- [THE TASK]
Using the records below, give the number of lines where the string "shortcut" shows up. Add nothing to it.

- [RECORDS PROVIDED]
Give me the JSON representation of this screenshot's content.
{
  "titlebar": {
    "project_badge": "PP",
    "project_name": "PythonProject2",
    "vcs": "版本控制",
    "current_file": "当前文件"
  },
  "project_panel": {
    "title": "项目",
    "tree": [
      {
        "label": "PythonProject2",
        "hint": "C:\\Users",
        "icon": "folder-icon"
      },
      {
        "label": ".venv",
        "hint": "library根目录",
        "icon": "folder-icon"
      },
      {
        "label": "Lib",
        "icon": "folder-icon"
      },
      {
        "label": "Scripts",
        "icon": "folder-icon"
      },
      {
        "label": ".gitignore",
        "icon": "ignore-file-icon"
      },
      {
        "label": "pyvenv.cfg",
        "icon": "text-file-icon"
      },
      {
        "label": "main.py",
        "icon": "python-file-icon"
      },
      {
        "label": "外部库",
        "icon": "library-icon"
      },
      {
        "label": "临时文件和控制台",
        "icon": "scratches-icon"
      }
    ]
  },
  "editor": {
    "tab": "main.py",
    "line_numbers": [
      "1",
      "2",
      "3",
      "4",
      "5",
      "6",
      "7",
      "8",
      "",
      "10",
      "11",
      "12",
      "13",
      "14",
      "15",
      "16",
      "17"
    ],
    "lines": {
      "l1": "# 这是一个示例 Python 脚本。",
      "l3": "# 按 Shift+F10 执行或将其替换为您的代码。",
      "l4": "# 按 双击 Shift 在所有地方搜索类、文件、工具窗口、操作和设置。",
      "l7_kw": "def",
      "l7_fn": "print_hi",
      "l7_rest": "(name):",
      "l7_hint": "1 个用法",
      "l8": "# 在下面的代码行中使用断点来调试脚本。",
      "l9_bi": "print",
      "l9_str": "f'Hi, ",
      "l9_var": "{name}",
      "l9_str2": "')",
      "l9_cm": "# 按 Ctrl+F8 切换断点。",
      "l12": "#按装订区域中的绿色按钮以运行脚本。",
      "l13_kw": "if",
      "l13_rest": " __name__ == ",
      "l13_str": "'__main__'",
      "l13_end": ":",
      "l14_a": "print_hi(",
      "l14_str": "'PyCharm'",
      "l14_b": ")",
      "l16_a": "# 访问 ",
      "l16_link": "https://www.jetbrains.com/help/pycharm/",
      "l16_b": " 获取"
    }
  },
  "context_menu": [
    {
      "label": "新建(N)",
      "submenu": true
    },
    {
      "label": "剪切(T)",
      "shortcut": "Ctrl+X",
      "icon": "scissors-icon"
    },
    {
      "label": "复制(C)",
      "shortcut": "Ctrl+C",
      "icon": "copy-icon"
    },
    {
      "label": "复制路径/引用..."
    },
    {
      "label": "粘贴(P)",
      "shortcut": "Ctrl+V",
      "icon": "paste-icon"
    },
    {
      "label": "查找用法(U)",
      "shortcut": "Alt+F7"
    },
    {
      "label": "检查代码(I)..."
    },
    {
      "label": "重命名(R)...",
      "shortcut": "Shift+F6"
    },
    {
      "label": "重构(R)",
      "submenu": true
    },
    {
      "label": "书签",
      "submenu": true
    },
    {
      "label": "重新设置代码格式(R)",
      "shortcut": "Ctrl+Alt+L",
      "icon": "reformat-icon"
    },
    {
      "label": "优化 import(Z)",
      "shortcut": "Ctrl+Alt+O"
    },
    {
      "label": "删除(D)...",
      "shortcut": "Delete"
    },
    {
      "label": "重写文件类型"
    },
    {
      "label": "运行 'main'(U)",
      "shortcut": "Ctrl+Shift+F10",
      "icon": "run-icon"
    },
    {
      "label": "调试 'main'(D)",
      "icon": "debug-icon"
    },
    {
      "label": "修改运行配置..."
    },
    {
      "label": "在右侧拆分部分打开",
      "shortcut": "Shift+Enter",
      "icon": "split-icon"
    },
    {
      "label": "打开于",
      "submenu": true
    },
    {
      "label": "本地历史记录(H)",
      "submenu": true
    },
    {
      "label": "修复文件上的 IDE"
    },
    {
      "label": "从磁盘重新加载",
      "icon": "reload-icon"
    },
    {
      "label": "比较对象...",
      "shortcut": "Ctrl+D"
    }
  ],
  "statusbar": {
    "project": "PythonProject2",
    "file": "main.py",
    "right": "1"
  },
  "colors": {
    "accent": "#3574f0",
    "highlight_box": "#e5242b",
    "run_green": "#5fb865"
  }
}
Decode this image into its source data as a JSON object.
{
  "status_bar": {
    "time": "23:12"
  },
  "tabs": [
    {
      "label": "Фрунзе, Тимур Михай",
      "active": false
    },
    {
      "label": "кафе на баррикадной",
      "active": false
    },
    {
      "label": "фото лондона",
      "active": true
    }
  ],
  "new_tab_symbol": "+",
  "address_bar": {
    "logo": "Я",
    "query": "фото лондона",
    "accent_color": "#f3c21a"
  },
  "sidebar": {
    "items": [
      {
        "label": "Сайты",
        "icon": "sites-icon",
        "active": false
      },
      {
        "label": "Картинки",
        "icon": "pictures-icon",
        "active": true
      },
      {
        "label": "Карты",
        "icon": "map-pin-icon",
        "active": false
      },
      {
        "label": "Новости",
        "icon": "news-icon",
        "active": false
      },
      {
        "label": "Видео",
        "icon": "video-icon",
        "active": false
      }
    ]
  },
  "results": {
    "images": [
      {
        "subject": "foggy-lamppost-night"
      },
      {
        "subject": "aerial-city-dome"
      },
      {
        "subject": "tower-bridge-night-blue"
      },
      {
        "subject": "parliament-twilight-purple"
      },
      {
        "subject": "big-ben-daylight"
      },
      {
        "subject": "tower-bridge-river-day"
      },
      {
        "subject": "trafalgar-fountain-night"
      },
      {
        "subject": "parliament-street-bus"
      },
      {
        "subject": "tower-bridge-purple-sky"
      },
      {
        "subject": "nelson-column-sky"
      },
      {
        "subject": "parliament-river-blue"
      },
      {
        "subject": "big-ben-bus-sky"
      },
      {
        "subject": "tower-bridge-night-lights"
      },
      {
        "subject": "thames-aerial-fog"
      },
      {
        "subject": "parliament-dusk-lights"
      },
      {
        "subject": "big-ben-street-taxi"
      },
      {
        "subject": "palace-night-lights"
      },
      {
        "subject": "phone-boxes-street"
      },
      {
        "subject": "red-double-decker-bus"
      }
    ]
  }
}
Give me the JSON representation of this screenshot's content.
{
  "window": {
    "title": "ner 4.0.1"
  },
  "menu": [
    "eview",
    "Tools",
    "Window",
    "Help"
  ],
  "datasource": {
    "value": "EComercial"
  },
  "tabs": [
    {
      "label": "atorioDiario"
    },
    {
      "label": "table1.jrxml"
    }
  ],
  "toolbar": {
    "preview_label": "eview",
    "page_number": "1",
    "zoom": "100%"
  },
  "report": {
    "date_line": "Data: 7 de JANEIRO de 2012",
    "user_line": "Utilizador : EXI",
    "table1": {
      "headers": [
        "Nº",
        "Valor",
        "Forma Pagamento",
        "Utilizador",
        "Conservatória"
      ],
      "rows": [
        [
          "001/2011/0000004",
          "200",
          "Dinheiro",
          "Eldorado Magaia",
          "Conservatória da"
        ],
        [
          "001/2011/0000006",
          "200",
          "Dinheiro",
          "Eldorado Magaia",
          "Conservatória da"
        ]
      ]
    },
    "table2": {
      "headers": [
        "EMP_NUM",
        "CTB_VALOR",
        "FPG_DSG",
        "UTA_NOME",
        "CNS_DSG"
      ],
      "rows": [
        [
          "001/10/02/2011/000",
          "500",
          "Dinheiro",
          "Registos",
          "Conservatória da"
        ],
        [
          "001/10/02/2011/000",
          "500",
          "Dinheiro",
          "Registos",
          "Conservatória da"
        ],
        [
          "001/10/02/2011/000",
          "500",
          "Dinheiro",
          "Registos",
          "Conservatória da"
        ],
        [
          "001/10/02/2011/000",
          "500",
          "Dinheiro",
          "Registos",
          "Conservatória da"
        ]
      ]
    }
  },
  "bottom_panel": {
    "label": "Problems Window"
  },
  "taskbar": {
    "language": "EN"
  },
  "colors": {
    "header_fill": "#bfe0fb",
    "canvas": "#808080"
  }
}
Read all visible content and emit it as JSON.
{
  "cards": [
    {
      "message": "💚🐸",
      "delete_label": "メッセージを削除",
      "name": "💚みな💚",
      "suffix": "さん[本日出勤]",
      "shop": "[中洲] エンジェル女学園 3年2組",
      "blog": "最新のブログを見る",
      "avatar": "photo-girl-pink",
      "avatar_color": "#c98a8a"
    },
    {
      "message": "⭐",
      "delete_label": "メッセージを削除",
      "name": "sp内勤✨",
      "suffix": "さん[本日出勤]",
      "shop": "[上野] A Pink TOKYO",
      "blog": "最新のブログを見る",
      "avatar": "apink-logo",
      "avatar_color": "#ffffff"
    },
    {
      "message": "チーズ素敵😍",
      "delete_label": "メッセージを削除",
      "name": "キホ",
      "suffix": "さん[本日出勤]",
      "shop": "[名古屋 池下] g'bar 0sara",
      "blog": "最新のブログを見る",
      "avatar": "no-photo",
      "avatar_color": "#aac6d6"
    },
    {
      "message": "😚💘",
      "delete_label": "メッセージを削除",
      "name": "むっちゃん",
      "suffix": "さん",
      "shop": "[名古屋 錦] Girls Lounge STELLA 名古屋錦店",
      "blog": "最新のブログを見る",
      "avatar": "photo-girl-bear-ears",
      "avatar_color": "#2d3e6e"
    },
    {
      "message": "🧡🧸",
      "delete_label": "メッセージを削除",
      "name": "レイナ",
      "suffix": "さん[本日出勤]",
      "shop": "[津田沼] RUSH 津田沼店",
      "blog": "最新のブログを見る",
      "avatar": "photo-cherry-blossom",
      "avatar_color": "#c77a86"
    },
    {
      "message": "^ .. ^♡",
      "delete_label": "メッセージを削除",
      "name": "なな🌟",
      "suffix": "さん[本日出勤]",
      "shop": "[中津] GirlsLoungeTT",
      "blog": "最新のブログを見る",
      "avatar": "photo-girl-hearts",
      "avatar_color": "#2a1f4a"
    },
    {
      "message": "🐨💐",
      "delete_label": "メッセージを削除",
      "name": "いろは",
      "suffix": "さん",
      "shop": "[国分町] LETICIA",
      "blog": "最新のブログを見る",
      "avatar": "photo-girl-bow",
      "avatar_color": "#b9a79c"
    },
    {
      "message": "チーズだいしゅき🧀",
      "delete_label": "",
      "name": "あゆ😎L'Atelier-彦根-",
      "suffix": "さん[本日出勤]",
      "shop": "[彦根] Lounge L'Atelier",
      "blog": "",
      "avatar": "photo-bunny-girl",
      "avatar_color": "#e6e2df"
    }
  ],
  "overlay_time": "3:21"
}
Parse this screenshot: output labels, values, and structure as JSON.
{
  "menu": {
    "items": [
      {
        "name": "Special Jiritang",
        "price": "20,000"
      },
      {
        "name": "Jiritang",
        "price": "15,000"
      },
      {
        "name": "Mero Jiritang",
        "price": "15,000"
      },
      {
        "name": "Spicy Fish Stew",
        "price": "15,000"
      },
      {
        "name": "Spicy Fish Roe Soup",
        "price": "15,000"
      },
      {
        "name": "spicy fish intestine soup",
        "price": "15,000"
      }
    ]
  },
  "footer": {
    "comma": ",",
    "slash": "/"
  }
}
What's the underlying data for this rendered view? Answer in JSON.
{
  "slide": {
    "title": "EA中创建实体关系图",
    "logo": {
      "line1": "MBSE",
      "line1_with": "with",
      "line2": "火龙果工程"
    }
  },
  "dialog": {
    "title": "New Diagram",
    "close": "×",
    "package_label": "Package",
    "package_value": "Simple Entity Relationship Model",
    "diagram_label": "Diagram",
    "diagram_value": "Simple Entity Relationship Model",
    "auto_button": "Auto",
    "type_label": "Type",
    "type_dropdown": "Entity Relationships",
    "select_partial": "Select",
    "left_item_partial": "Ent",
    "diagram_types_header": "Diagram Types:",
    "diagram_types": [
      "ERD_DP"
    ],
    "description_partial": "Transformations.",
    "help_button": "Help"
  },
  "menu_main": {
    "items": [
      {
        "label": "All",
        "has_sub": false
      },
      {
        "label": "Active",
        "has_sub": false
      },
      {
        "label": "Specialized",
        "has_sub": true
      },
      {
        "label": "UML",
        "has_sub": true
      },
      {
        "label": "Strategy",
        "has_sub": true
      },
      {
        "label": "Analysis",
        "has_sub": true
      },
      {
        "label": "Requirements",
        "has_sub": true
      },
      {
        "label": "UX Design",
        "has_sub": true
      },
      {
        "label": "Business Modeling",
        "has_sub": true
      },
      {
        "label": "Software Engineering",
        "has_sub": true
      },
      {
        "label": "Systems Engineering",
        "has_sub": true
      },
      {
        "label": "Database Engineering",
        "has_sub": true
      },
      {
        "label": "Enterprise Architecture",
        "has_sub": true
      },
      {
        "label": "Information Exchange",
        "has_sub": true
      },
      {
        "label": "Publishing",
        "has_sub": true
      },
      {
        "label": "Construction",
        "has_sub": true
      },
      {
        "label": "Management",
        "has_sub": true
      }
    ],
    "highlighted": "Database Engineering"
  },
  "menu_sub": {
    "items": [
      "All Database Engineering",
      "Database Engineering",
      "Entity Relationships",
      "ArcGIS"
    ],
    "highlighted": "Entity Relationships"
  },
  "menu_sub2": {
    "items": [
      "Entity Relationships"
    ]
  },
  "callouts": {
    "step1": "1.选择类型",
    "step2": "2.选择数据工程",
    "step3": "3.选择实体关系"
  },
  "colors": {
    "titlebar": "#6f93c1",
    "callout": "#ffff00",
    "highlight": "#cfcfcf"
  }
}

- [SOLUTION]
11